Blinken brushed aside the tough talk. But he did have some tough words for China. He said the Chinese government has used—quote—“coercion and aggression to” undercut freedom and democracy in Hong Kong and Taiwan,” and to commit human rights abuses within its own borders.
And Secretary Austin added…
AUSTIN: China has modernized its military. In addition to that it has engaged in aggressive, and in some cases coercive behavior, and some of that behavior has been directed against our allies in the region.
The secretaries will also hold meetings in South Korea this week before returning home.
EU regulator stands behind AstraZeneca vaccine as probe continues » The European Union’s drug regulator said Tuesday that as of now, she and her agency still stand firmly behind the AstraZeneca coronavirus vaccine.
The European Medicines Agency is investigating concerns that the vaccine may have caused blood clots in a small number of people.
But the EMA’s Executive Director Emer Cooke said Tuesday…
COOKE: We are still firmly confirmly convinced that the benefits of the AstraZeneca vaccine in preventing COVID-19 with its associated risk of hospitalization [and] death outweigh the risk of these side effects.
She also said that right now, there is “no indication” that the vaccine causes blood clots.
Dr. Jeffery Weitz is president of the International Society of Thrombosis and Haemostasis. He said perspective is key. He noted that out of about 5 million people vaccinated in Europe, there were 30 reported cases of blood clots.

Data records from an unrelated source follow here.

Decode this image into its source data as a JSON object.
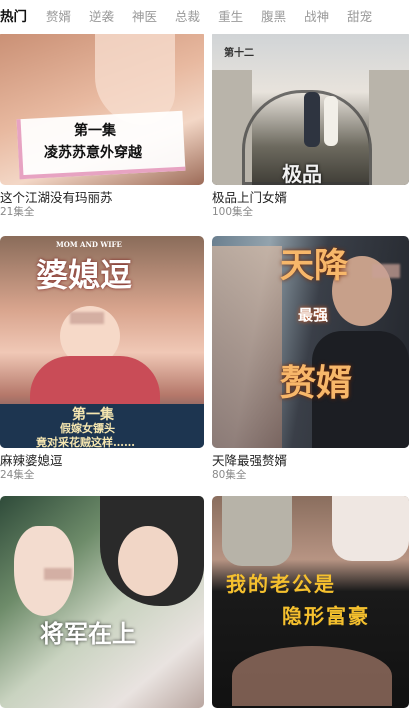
{
  "tabs": [
    {
      "label": "热门",
      "active": true
    },
    {
      "label": "赘婿",
      "active": false
    },
    {
      "label": "逆袭",
      "active": false
    },
    {
      "label": "神医",
      "active": false
    },
    {
      "label": "总裁",
      "active": false
    },
    {
      "label": "重生",
      "active": false
    },
    {
      "label": "腹黑",
      "active": false
    },
    {
      "label": "战神",
      "active": false
    },
    {
      "label": "甜宠",
      "active": false
    }
  ],
  "dramas": [
    {
      "title": "这个江湖没有玛丽苏",
      "episodes": "21集全",
      "poster_caption_1": "第一集",
      "poster_caption_2": "凌苏苏意外穿越"
    },
    {
      "title": "极品上门女婿",
      "episodes": "100集全",
      "poster_caption_1": "第十二",
      "poster_caption_2": "极品"
    },
    {
      "title": "麻辣婆媳逗",
      "episodes": "24集全",
      "poster_caption_0": "婆媳逗",
      "poster_caption_en": "MOM AND WIFE",
      "poster_caption_1": "第一集",
      "poster_caption_2": "假嫁女镖头",
      "poster_caption_3": "竟对采花贼这样……"
    },
    {
      "title": "天降最强赘婿",
      "episodes": "80集全",
      "poster_caption_1": "天降",
      "poster_caption_2": "最强",
      "poster_caption_3": "赘婿"
    },
    {
      "title": "",
      "episodes": "",
      "poster_caption_1": "将军在上"
    },
    {
      "title": "",
      "episodes": "",
      "poster_caption_1": "我的老公是",
      "poster_caption_2": "隐形富豪"
    }
  ]
}
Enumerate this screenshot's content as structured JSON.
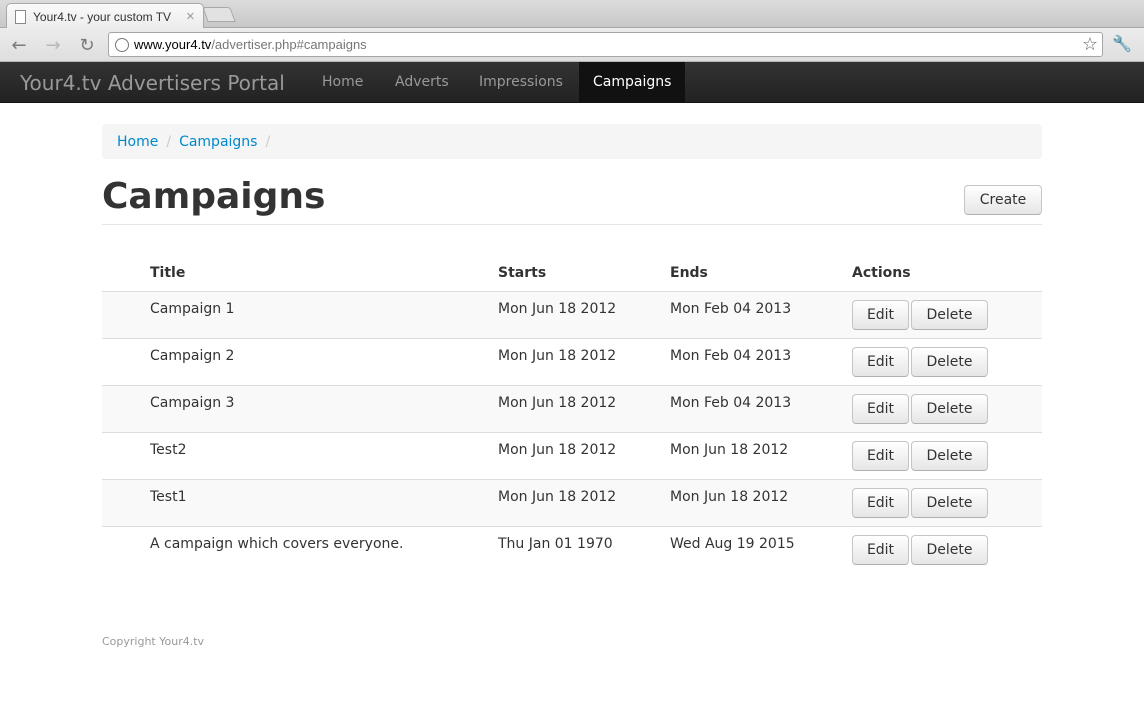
{
  "browser": {
    "tab_title": "Your4.tv - your custom TV",
    "url_host": "www.your4.tv",
    "url_path": "/advertiser.php#campaigns"
  },
  "navbar": {
    "brand": "Your4.tv Advertisers Portal",
    "items": [
      {
        "label": "Home",
        "active": false
      },
      {
        "label": "Adverts",
        "active": false
      },
      {
        "label": "Impressions",
        "active": false
      },
      {
        "label": "Campaigns",
        "active": true
      }
    ]
  },
  "breadcrumb": {
    "items": [
      "Home",
      "Campaigns"
    ],
    "separator": "/"
  },
  "page": {
    "title": "Campaigns",
    "create_label": "Create"
  },
  "table": {
    "headers": [
      "Title",
      "Starts",
      "Ends",
      "Actions"
    ],
    "edit_label": "Edit",
    "delete_label": "Delete",
    "rows": [
      {
        "title": "Campaign 1",
        "starts": "Mon Jun 18 2012",
        "ends": "Mon Feb 04 2013"
      },
      {
        "title": "Campaign 2",
        "starts": "Mon Jun 18 2012",
        "ends": "Mon Feb 04 2013"
      },
      {
        "title": "Campaign 3",
        "starts": "Mon Jun 18 2012",
        "ends": "Mon Feb 04 2013"
      },
      {
        "title": "Test2",
        "starts": "Mon Jun 18 2012",
        "ends": "Mon Jun 18 2012"
      },
      {
        "title": "Test1",
        "starts": "Mon Jun 18 2012",
        "ends": "Mon Jun 18 2012"
      },
      {
        "title": "A campaign which covers everyone.",
        "starts": "Thu Jan 01 1970",
        "ends": "Wed Aug 19 2015"
      }
    ]
  },
  "footer": {
    "text": "Copyright Your4.tv"
  },
  "colors": {
    "navbar_bg": "#222222",
    "link": "#0088cc",
    "breadcrumb_bg": "#f5f5f5"
  }
}
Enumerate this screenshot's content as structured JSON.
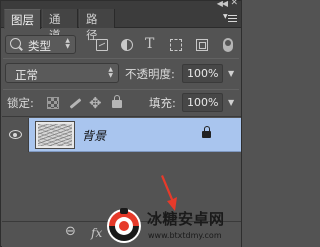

WEITZ: In 5 million people with COVID-19, we would expect 100,000 people with blood clots. So getting the vaccine reduces your risk of blood clots by over 99 percent.
The European Medicines Agency urged governments not to halt use of the vaccine.
Some officials worry that even brief suspensions could erode public confidence in vaccines all over the world.
Missed cancer screenings could add to pandemic death toll » Health officials say COVID-19 will kill thousands more Americans in the years ahead because of missed cancer screenings.
Dr. Otis Brawley is former chief medical officer of the American Cancer Society. He said the National Cancer Institute has studied the impact of interruptions in medical care during the pandemic, and it now projects…
BRAWLEY: It’s going to lead to 10,000 additional breast cancer deaths and 10,000 additional deaths from colorectal cancer by the end of this decade.
As COVID-19 vacuumed up medical resources last year, millions of cancer screenings were delayed and doctors diagnosed fewer cases.
Archeologists discover more Dead Sea Scrolls » Israeli officials have announced the discovery of more Dead Sea Scrolls. WORLD’s Kristen Flavin reports.
KRISTEN FLAVIN, REPORTER: Israel’s Antiquity Authority said it found nearly 80 first-century parchment fragments containing Greek text of the minor prophets Zechariah and Nahum.
It’s the first new scroll discovery in the area in 60 years. Archeologists believe the pieces come from a scroll placed in the cave between A.D. 132 and 136.
The researchers also discovered a 6,000-year-old mummified child skeleton and what could be the oldest known intact woven basket in the world.
In 2017, the Israel Antiquity Authority launched an operation to beat plunderers to the remaining artifacts in the West Bank’s desert caves.
Reporting for WORLD, I’m Kristen Flavin.